Records from a dataset:

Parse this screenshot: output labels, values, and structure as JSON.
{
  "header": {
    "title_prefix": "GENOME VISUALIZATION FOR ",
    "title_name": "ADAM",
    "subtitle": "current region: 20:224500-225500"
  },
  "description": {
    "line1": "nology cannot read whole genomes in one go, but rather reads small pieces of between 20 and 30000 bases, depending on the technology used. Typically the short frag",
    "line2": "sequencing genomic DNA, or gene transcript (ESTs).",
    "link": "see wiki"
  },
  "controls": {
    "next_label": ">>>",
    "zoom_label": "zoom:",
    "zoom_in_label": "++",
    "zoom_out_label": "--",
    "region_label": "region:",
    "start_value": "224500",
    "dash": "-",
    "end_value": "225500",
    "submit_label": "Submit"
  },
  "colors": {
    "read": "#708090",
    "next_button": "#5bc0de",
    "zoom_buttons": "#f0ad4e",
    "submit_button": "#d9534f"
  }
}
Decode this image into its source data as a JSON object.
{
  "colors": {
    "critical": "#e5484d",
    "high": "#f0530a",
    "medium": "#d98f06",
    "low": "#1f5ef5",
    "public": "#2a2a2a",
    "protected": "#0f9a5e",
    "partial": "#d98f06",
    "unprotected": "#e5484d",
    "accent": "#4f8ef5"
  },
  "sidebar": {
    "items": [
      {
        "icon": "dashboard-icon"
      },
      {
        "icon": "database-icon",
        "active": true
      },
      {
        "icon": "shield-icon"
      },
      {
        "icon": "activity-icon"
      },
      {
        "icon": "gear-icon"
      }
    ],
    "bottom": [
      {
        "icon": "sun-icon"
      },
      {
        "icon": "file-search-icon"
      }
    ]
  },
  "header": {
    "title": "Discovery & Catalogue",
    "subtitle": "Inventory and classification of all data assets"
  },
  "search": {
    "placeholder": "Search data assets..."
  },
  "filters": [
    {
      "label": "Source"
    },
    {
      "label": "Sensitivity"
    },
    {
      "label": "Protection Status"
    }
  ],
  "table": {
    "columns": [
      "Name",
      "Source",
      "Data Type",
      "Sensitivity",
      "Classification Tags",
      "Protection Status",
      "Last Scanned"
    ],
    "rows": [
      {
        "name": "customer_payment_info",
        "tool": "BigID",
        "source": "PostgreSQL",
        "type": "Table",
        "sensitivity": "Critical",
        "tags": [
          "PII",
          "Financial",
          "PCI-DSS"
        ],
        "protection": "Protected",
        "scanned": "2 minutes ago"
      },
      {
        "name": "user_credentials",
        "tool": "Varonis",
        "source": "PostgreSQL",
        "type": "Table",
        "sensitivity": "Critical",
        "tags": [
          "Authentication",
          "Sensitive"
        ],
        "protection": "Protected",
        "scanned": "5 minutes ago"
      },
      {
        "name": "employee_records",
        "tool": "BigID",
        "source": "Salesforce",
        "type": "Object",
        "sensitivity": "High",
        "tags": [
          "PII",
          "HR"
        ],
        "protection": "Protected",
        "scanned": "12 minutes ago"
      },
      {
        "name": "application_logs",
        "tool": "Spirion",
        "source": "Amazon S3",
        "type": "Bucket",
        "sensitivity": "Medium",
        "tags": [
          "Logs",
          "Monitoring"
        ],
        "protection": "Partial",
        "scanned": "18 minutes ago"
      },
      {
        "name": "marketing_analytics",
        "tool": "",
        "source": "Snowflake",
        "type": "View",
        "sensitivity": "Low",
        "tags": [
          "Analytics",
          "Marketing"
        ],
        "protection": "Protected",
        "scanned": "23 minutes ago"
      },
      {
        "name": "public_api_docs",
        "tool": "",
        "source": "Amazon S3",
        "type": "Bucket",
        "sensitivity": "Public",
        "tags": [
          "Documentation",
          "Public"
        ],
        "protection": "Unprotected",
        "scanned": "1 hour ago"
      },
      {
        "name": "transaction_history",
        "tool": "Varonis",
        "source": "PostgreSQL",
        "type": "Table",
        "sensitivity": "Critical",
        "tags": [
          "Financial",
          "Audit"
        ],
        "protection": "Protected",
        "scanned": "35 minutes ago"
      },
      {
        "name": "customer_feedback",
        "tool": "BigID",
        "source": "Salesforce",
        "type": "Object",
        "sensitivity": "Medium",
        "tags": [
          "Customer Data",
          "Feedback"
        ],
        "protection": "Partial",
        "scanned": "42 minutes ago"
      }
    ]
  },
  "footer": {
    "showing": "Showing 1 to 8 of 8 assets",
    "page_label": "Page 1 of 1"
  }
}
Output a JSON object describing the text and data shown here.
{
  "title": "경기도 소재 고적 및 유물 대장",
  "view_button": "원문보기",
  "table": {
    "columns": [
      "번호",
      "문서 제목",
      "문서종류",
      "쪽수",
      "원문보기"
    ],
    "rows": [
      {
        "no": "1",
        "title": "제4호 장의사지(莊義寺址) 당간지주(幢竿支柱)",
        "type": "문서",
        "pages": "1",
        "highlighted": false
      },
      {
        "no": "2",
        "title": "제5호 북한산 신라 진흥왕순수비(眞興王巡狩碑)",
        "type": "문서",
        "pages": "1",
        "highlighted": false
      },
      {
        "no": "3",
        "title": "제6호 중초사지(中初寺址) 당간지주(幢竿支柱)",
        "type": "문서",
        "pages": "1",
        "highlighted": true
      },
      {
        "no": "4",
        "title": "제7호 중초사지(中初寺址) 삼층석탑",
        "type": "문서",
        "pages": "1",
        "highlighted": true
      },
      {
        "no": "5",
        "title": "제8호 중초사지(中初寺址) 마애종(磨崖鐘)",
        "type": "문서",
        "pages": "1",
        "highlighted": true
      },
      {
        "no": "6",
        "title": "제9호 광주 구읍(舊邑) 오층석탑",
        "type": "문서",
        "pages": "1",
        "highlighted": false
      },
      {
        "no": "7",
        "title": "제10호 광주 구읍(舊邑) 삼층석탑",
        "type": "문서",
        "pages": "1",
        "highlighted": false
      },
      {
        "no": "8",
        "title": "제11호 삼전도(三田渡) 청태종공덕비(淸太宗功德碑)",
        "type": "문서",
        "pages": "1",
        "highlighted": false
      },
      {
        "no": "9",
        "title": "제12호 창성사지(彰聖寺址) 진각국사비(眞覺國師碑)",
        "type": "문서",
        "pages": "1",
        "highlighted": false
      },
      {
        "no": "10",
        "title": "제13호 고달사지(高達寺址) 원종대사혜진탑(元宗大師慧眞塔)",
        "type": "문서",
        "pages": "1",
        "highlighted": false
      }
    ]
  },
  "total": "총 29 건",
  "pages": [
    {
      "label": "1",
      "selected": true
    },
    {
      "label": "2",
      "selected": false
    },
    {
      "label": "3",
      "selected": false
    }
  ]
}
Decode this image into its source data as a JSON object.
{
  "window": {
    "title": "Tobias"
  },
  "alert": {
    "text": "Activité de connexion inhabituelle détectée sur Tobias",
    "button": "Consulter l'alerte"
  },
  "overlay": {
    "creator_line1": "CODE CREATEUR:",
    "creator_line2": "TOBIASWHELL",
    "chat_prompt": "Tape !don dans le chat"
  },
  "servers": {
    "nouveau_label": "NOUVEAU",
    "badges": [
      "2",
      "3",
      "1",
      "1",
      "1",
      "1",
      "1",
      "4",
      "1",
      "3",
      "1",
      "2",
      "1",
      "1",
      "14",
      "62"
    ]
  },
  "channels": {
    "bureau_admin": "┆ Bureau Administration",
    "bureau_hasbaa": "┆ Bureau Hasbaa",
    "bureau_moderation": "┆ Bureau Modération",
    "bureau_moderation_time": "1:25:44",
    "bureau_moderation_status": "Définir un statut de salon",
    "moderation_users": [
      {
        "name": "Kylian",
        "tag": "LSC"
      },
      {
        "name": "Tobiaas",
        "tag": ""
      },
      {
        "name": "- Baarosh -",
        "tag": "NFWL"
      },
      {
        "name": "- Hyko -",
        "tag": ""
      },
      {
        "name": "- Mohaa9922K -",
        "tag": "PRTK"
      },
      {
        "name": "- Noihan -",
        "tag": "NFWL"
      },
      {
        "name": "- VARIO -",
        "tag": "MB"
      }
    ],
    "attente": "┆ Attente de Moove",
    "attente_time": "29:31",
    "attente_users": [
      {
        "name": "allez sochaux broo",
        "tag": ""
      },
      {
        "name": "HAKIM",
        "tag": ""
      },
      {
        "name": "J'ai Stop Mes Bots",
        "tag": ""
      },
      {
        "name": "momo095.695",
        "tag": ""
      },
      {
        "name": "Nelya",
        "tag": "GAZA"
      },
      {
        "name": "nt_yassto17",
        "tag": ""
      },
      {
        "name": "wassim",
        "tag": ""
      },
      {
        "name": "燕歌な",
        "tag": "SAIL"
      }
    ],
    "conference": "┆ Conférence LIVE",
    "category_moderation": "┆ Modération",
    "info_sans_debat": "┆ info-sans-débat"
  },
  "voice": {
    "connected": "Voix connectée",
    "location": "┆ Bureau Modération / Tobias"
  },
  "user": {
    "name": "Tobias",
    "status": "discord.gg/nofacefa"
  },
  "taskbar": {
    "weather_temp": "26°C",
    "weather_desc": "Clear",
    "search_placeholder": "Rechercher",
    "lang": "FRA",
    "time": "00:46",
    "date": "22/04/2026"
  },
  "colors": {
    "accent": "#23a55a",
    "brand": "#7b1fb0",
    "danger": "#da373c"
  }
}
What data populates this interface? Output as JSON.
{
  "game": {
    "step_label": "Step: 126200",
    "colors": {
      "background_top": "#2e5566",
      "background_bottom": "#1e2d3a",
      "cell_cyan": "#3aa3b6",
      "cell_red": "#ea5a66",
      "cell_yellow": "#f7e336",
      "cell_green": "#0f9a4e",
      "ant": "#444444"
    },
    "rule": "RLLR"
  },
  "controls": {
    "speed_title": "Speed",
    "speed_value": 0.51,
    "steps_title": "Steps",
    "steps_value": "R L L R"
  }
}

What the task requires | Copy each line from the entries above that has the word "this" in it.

Task output |
Parse this screenshot: output labels, values, and structure as JSON.
Decode this image into its source data as a JSON object.
Decode this image into its source data as a JSON object.
What data populates this interface? Output as JSON.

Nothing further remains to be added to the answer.